▸ Prompt:
A word-for-word copy of the data, with no images, is the required answer.

(Element data from apps and pages)
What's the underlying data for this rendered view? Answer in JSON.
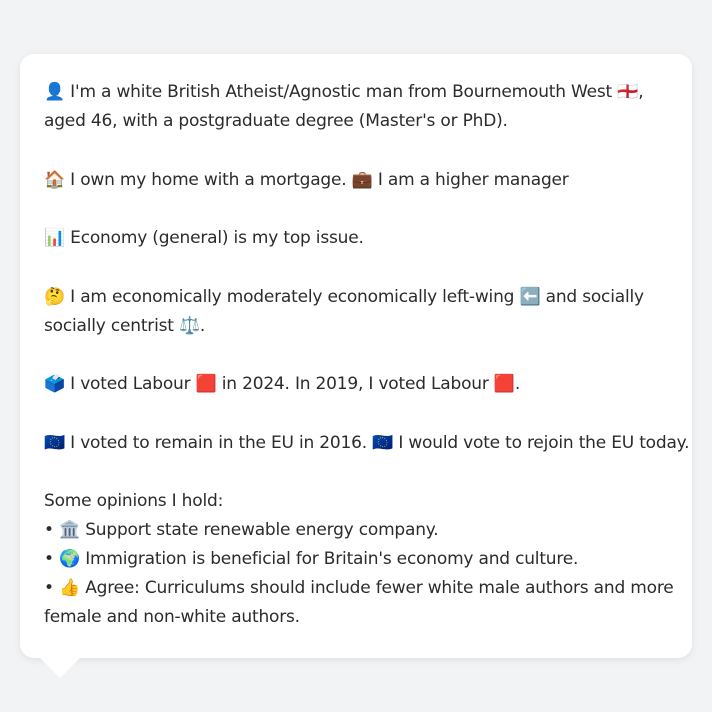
{
  "profile": {
    "identity_line1": "👤 I'm a white British Atheist/Agnostic man from Bournemouth West 🏴󠁧󠁢󠁥󠁮󠁧󠁿,",
    "identity_line2": "aged 46, with a postgraduate degree (Master's or PhD).",
    "housing_line": "🏠 I own my home with a mortgage. 💼 I am a higher manager",
    "top_issue_line": "📊 Economy (general) is my top issue.",
    "ideology_line1": "🤔 I am economically moderately economically left-wing ⬅️ and socially",
    "ideology_line2": "socially centrist ⚖️.",
    "vote_line": "🗳️ I voted Labour 🟥 in 2024. In 2019, I voted Labour 🟥.",
    "eu_line": "🇪🇺 I voted to remain in the EU in 2016. 🇪🇺 I would vote to rejoin the EU today.",
    "opinions_heading": "Some opinions I hold:",
    "opinion1": "• 🏛️ Support state renewable energy company.",
    "opinion2": "• 🌍 Immigration is beneficial for Britain's economy and culture.",
    "opinion3_line1": "• 👍 Agree: Curriculums should include fewer white male authors and more",
    "opinion3_line2": "female and non-white authors."
  }
}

▸ Task result:
What's the underlying data for this rendered view? Answer in JSON.
{
  "profile": {
    "identity_line1": "👤 I'm a white British Atheist/Agnostic man from Bournemouth West 🏴󠁧󠁢󠁥󠁮󠁧󠁿,",
    "identity_line2": "aged 46, with a postgraduate degree (Master's or PhD).",
    "housing_line": "🏠 I own my home with a mortgage. 💼 I am a higher manager",
    "top_issue_line": "📊 Economy (general) is my top issue.",
    "ideology_line1": "🤔 I am economically moderately economically left-wing ⬅️ and socially",
    "ideology_line2": "socially centrist ⚖️.",
    "vote_line": "🗳️ I voted Labour 🟥 in 2024. In 2019, I voted Labour 🟥.",
    "eu_line": "🇪🇺 I voted to remain in the EU in 2016. 🇪🇺 I would vote to rejoin the EU today.",
    "opinions_heading": "Some opinions I hold:",
    "opinion1": "• 🏛️ Support state renewable energy company.",
    "opinion2": "• 🌍 Immigration is beneficial for Britain's economy and culture.",
    "opinion3_line1": "• 👍 Agree: Curriculums should include fewer white male authors and more",
    "opinion3_line2": "female and non-white authors."
  }
}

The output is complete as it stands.